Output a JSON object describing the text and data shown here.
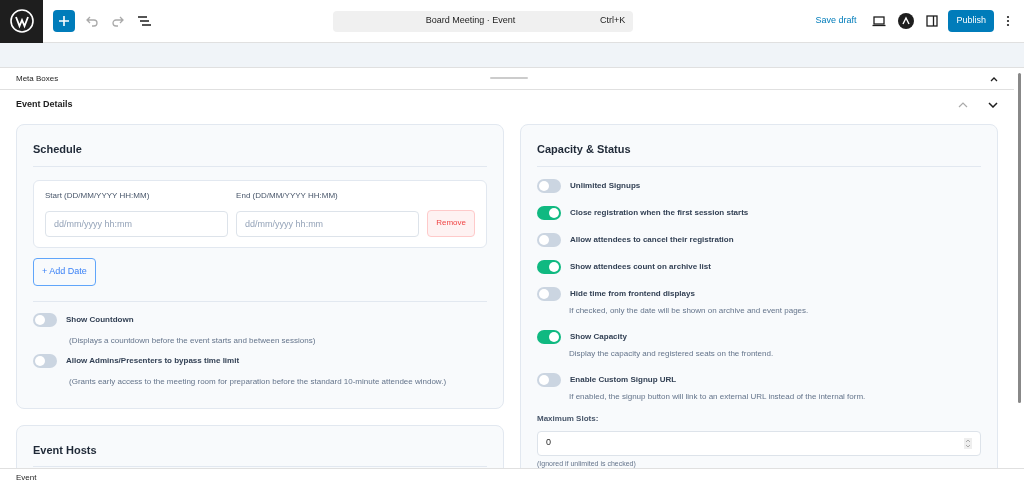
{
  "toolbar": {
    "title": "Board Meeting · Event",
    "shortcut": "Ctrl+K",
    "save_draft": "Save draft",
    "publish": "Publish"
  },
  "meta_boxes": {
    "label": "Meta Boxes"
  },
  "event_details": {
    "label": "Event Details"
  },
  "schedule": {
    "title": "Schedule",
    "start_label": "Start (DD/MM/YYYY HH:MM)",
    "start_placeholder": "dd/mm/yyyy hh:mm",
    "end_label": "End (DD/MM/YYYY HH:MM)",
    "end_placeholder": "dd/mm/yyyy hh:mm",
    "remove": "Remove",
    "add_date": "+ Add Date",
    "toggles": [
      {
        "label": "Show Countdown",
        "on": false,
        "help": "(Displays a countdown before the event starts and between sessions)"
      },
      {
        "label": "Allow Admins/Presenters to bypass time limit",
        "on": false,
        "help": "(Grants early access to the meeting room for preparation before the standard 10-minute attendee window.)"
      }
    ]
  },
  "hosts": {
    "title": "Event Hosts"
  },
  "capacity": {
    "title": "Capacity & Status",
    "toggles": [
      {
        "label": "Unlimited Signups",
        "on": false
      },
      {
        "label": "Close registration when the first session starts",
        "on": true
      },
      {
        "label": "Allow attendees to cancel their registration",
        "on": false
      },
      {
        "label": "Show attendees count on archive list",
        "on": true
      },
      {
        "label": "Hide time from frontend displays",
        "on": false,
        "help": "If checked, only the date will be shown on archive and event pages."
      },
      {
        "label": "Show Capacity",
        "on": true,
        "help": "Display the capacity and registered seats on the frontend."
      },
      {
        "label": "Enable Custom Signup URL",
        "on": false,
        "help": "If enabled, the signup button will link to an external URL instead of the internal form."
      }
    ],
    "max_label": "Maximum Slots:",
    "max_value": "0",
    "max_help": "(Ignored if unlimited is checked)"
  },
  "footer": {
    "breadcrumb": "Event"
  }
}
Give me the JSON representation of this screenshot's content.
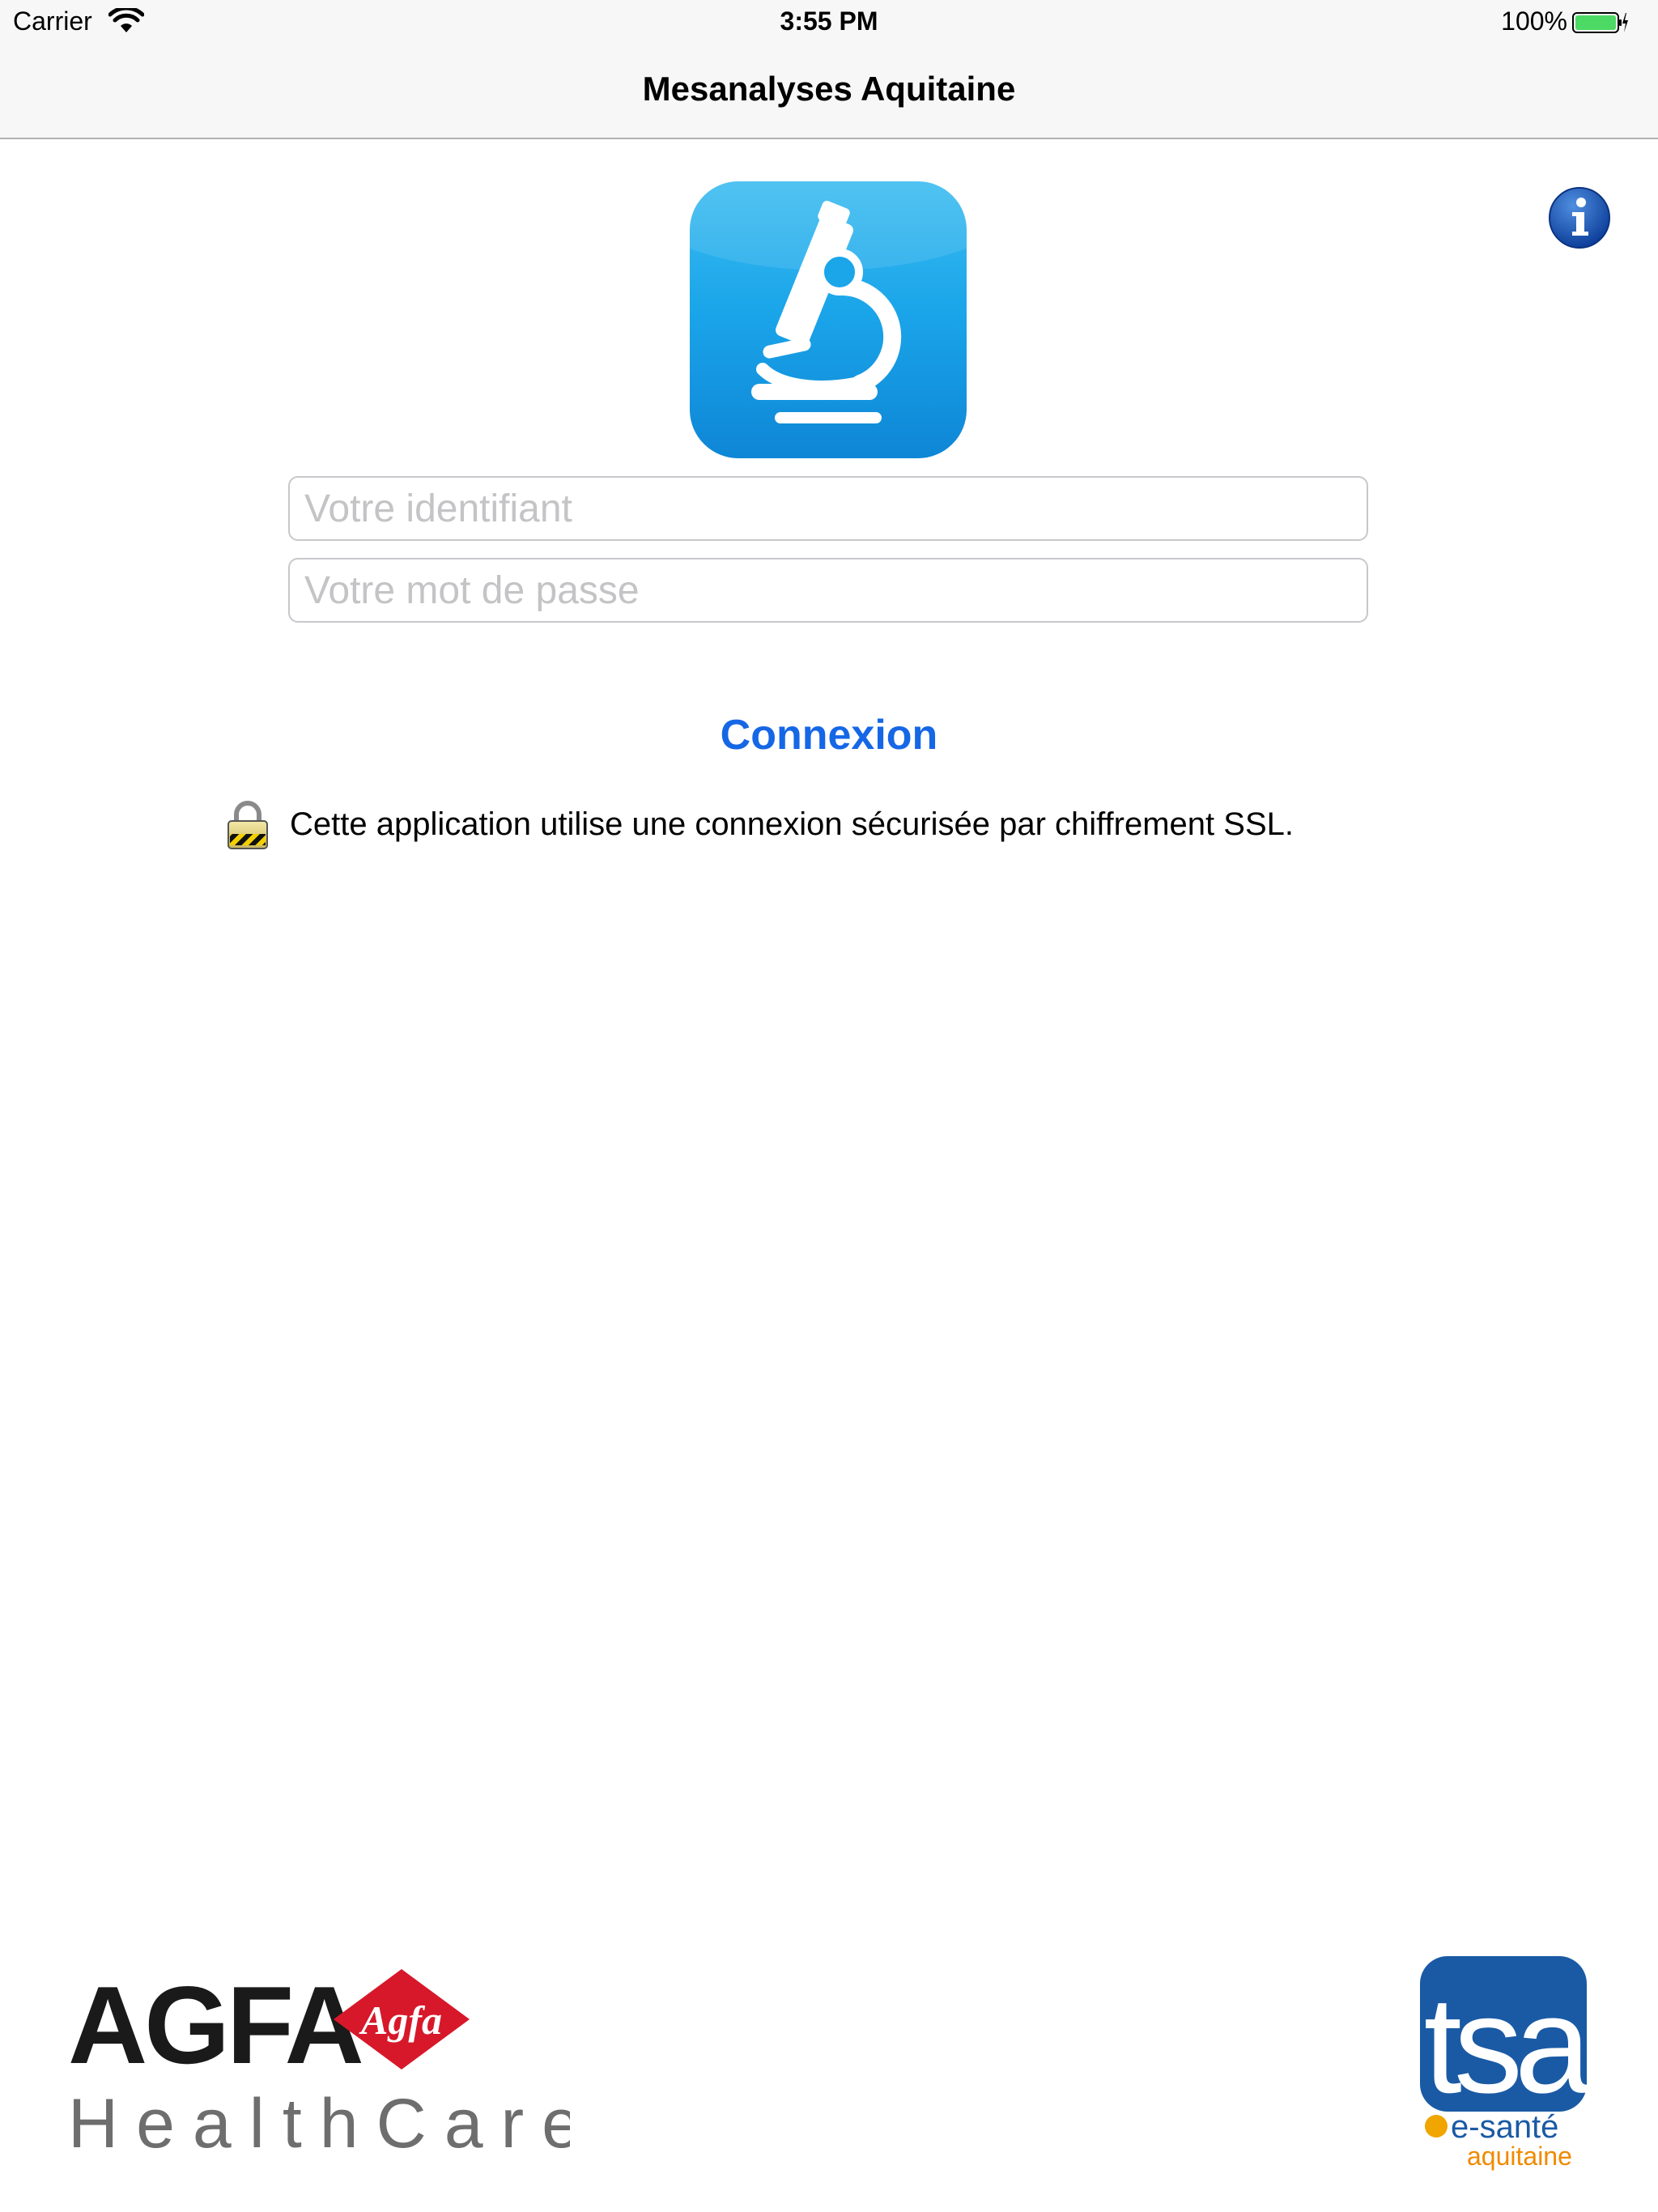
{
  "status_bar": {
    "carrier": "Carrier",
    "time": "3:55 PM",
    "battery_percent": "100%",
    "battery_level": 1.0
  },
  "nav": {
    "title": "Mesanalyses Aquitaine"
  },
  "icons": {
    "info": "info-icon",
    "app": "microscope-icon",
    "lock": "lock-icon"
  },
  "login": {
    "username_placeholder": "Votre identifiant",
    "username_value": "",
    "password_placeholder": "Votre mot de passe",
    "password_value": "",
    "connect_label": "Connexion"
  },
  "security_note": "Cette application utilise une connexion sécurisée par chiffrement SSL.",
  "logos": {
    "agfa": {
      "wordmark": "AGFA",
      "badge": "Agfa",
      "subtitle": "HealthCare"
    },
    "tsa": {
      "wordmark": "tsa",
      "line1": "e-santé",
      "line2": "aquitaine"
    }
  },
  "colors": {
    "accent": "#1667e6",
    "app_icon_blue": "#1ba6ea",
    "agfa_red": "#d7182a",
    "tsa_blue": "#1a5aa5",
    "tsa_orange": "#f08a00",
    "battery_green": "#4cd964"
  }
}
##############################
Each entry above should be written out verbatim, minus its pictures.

Output a JSON object describing the text and data shown here.
{
  "toolbar": {
    "title": "Board Meeting · Event",
    "shortcut": "Ctrl+K",
    "save_draft": "Save draft",
    "publish": "Publish"
  },
  "meta_boxes": {
    "label": "Meta Boxes"
  },
  "event_details": {
    "label": "Event Details"
  },
  "schedule": {
    "title": "Schedule",
    "start_label": "Start (DD/MM/YYYY HH:MM)",
    "start_placeholder": "dd/mm/yyyy hh:mm",
    "end_label": "End (DD/MM/YYYY HH:MM)",
    "end_placeholder": "dd/mm/yyyy hh:mm",
    "remove": "Remove",
    "add_date": "+ Add Date",
    "toggles": [
      {
        "label": "Show Countdown",
        "on": false,
        "help": "(Displays a countdown before the event starts and between sessions)"
      },
      {
        "label": "Allow Admins/Presenters to bypass time limit",
        "on": false,
        "help": "(Grants early access to the meeting room for preparation before the standard 10-minute attendee window.)"
      }
    ]
  },
  "hosts": {
    "title": "Event Hosts"
  },
  "capacity": {
    "title": "Capacity & Status",
    "toggles": [
      {
        "label": "Unlimited Signups",
        "on": false
      },
      {
        "label": "Close registration when the first session starts",
        "on": true
      },
      {
        "label": "Allow attendees to cancel their registration",
        "on": false
      },
      {
        "label": "Show attendees count on archive list",
        "on": true
      },
      {
        "label": "Hide time from frontend displays",
        "on": false,
        "help": "If checked, only the date will be shown on archive and event pages."
      },
      {
        "label": "Show Capacity",
        "on": true,
        "help": "Display the capacity and registered seats on the frontend."
      },
      {
        "label": "Enable Custom Signup URL",
        "on": false,
        "help": "If enabled, the signup button will link to an external URL instead of the internal form."
      }
    ],
    "max_label": "Maximum Slots:",
    "max_value": "0",
    "max_help": "(Ignored if unlimited is checked)"
  },
  "footer": {
    "breadcrumb": "Event"
  }
}
Give me the JSON representation of this screenshot's content.
{
  "status_bar": {
    "carrier": "Carrier",
    "time": "3:55 PM",
    "battery_percent": "100%",
    "battery_level": 1.0
  },
  "nav": {
    "title": "Mesanalyses Aquitaine"
  },
  "icons": {
    "info": "info-icon",
    "app": "microscope-icon",
    "lock": "lock-icon"
  },
  "login": {
    "username_placeholder": "Votre identifiant",
    "username_value": "",
    "password_placeholder": "Votre mot de passe",
    "password_value": "",
    "connect_label": "Connexion"
  },
  "security_note": "Cette application utilise une connexion sécurisée par chiffrement SSL.",
  "logos": {
    "agfa": {
      "wordmark": "AGFA",
      "badge": "Agfa",
      "subtitle": "HealthCare"
    },
    "tsa": {
      "wordmark": "tsa",
      "line1": "e-santé",
      "line2": "aquitaine"
    }
  },
  "colors": {
    "accent": "#1667e6",
    "app_icon_blue": "#1ba6ea",
    "agfa_red": "#d7182a",
    "tsa_blue": "#1a5aa5",
    "tsa_orange": "#f08a00",
    "battery_green": "#4cd964"
  }
}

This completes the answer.